Every week, you hear about the hot real estate market. You hear about people selling their homes for more than list price. You read about people who can’t find another house to buy, who keep losing houses to other people in bidding wars. You read about homes going up 10, 20, even 50 percent in value in a single year.

And you wonder if you should continue to rent, or if you should finally try and buy something.

You’re not alone. Well over 2 million home buyers will take the plunge for the first time this year. They, too, wonder if they’re making the right decision.

Wendy and Karl are professionals who work and live in Los Angeles. They have the income to support the purchase of a first home in southern California, virtually no debt, and they need the space. And yet, when they finally found something that met just about all of the items on their reality check, plus a few on their wish list, they hesitated — and three other offers came in on the property.

There are some folks who should rent rather than buy. And there are solid financial and emotional reasons for doing so.

On the financial side, if you have bad credit, can’t afford the mortgage and upkeep of a home, and if you’re not sure you’re going to be employed at the same company throughout the application process (through the closing), then you should probably hold off on buying for awhile.
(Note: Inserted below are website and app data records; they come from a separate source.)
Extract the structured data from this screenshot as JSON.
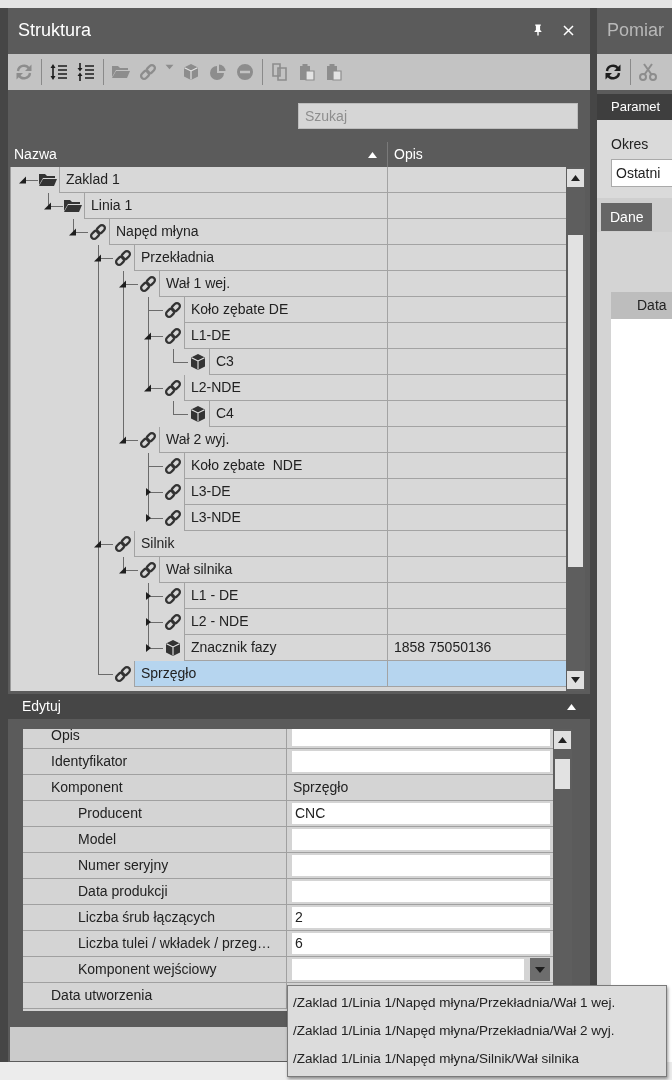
{
  "panel": {
    "title": "Struktura"
  },
  "toolbar": [
    {
      "kind": "refresh",
      "disabled": true
    },
    {
      "kind": "separator"
    },
    {
      "kind": "expand-all",
      "disabled": false
    },
    {
      "kind": "collapse-all",
      "disabled": false
    },
    {
      "kind": "separator"
    },
    {
      "kind": "folder",
      "disabled": true
    },
    {
      "kind": "link",
      "disabled": true
    },
    {
      "kind": "caret",
      "disabled": true
    },
    {
      "kind": "cube",
      "disabled": true
    },
    {
      "kind": "chart",
      "disabled": true
    },
    {
      "kind": "remove",
      "disabled": true
    },
    {
      "kind": "separator"
    },
    {
      "kind": "copy",
      "disabled": true
    },
    {
      "kind": "paste",
      "disabled": true
    },
    {
      "kind": "paste",
      "disabled": true
    }
  ],
  "search": {
    "placeholder": "Szukaj"
  },
  "tree": {
    "columns": [
      {
        "label": "Nazwa",
        "sorted": true
      },
      {
        "label": "Opis",
        "sorted": false
      }
    ],
    "items": [
      {
        "name": "Zaklad 1",
        "kind": "folder",
        "expanded": true,
        "selected": false,
        "children": [
          {
            "name": "Linia 1",
            "kind": "folder",
            "expanded": true,
            "selected": false,
            "children": [
              {
                "name": "Napęd młyna",
                "kind": "link",
                "expanded": true,
                "selected": false,
                "children": [
                  {
                    "name": "Przekładnia",
                    "kind": "link",
                    "expanded": true,
                    "selected": false,
                    "children": [
                      {
                        "name": "Wał 1 wej.",
                        "kind": "link",
                        "expanded": true,
                        "selected": false,
                        "children": [
                          {
                            "name": "Koło zębate DE",
                            "kind": "link",
                            "selected": false
                          },
                          {
                            "name": "L1-DE",
                            "kind": "link",
                            "expanded": true,
                            "selected": false,
                            "children": [
                              {
                                "name": "C3",
                                "kind": "cube",
                                "selected": false
                              }
                            ]
                          },
                          {
                            "name": "L2-NDE",
                            "kind": "link",
                            "expanded": true,
                            "selected": false,
                            "children": [
                              {
                                "name": "C4",
                                "kind": "cube",
                                "selected": false
                              }
                            ]
                          }
                        ]
                      },
                      {
                        "name": "Wał 2 wyj.",
                        "kind": "link",
                        "expanded": true,
                        "selected": false,
                        "children": [
                          {
                            "name": "Koło zębate  NDE",
                            "kind": "link",
                            "selected": false
                          },
                          {
                            "name": "L3-DE",
                            "kind": "link",
                            "expanded": false,
                            "selected": false
                          },
                          {
                            "name": "L3-NDE",
                            "kind": "link",
                            "expanded": false,
                            "selected": false
                          }
                        ]
                      }
                    ]
                  },
                  {
                    "name": "Silnik",
                    "kind": "link",
                    "expanded": true,
                    "selected": false,
                    "children": [
                      {
                        "name": "Wał silnika",
                        "kind": "link",
                        "expanded": true,
                        "selected": false,
                        "children": [
                          {
                            "name": "L1 - DE",
                            "kind": "link",
                            "expanded": false,
                            "selected": false
                          },
                          {
                            "name": "L2 - NDE",
                            "kind": "link",
                            "expanded": false,
                            "selected": false
                          },
                          {
                            "name": "Znacznik fazy",
                            "kind": "cube",
                            "expanded": false,
                            "selected": false,
                            "opis": "1858 75050136"
                          }
                        ]
                      }
                    ]
                  },
                  {
                    "name": "Sprzęgło",
                    "kind": "link",
                    "selected": true
                  }
                ]
              }
            ]
          }
        ]
      }
    ]
  },
  "editor": {
    "title": "Edytuj",
    "properties": [
      {
        "label": "Opis",
        "kind": "input"
      },
      {
        "label": "Identyfikator",
        "kind": "input"
      },
      {
        "label": "Komponent",
        "kind": "text",
        "value": "Sprzęgło",
        "children": [
          {
            "label": "Producent",
            "kind": "input",
            "value": "CNC"
          },
          {
            "label": "Model",
            "kind": "input"
          },
          {
            "label": "Numer seryjny",
            "kind": "input"
          },
          {
            "label": "Data produkcji",
            "kind": "input"
          },
          {
            "label": "Liczba śrub łączących",
            "kind": "input",
            "value": "2"
          },
          {
            "label": "Liczba tulei / wkładek / przeg…",
            "kind": "input",
            "value": "6"
          },
          {
            "label": "Komponent wejściowy",
            "kind": "combo",
            "expanded": true,
            "options": [
              "/Zaklad 1/Linia 1/Napęd młyna/Przekładnia/Wał 1 wej.",
              "/Zaklad 1/Linia 1/Napęd młyna/Przekładnia/Wał 2 wyj.",
              "/Zaklad 1/Linia 1/Napęd młyna/Silnik/Wał silnika"
            ]
          }
        ]
      },
      {
        "label": "Data utworzenia",
        "kind": "text"
      }
    ]
  },
  "right_panel": {
    "title": "Pomiar",
    "toolbar": [
      {
        "kind": "refresh",
        "disabled": false
      },
      {
        "kind": "separator"
      },
      {
        "kind": "scissors",
        "disabled": true
      }
    ],
    "tab": "Paramet",
    "period_label": "Okres",
    "period_value": "Ostatni",
    "data_tab": "Dane",
    "column": "Data"
  }
}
And, of course, if you live in an area where you can rent a house more cheaply than owning one, or if homes aren’t appreciating there for one reason or another, renting may be the right choice.

Credit problems alone can sink you. Mortgage lenders want to see that you pay your bills on time each month. They want to see that you’re responsible with the credit you’ve been extended. If you’re late paying bills each month, if you sometimes don’t send in a credit card payment, it doesn’t look good.

Also, lenders like to see stability. They want you to have been at your current job for at least one year and preferably two. If you’re self-employed, they’ll take a harder look at your tax statements, and business profit and loss for the past two or three years. While lenders are more flexible than before about job jumping, they could cancel your mortgage approval if you change jobs or lose your job just before closing.

But for many first-time buyers, not buying a house isn’t about your money. It’s about your feelings. And again, there are perfectly legitimate emotional reasons to rent — even if it would be cheaper for you to own your own home — including:

Not knowing where you want to live. Neighborhoods and communities are vital to homeownership. If you haven’t picked the right spot, find a home to rent in a neighborhood you think you might like and test it out for 6 months or a year.

The corporate transfer. If you’re going to move in three years or less, it rarely makes sense (emotionally or financially) to buy a home unless your company will pick up your closing and moving expenses or buy your house from you.

Fear of income failure. Getting locked into mortgage payments frightens some people. They’re afraid they won’t earn enough money to pay the mortgage and have enough to eat. While this is rarely true (in fact, some people spend 70 percent of their take home pay on their rent and still manage to feed and clothe their family), fear can sink a first-time buyer trial balloon.

Tremendous debt. If you’re just paying off thousands of dollars in credit card debt, school and auto loans, you’ll finally feel the debt albatross loosen from around your neck. You may not want the emotional ties of a mortgage until you’ve been debt free for awhile.

Outsized expectations. If you’ve fallen in love with a house or neighborhood you can’t afford, or need a larger home than you can afford, then it will be difficult to resize your expectations so that they are more in line with your wallet.

The risks of homeownership. Like any financial investment, buying a home isn’t a sure thing. And as the financial experts say, “past performance is no guarantee of future results.” In other words, just because your neighborhood jumped 50 percent in value in 5 years doesn’t mean that it will do so this year — or ever again. Likewise if you choose an adjustable rate mortgage (ARM) instead of a fixed-rate mortgage, the interest rate will undoubtedly rise. That knowledge alone may send you shivering in fear. And if it does, you should either rethink your mortgage plans, or continue renting.

Fear of commitment. It’s very difficult to say “I do,” whether you’re getting married or deciding to make the biggest financial decision of your entire life. It’s okay to be scared about buying your first home. Give yourself time to get used to the idea. That way, you’ll make the right choice, not bid on reflex.

Wendy and Karl finally got up the nerve to make an offer. They didn’t get the first home they bid on, but they were able to dispel some of the mystique that surrounds the bidding process. And, like many first-time buyers who lose a home, they will surely jump faster the next time they see a home that meets all of their needs, and some of their wants.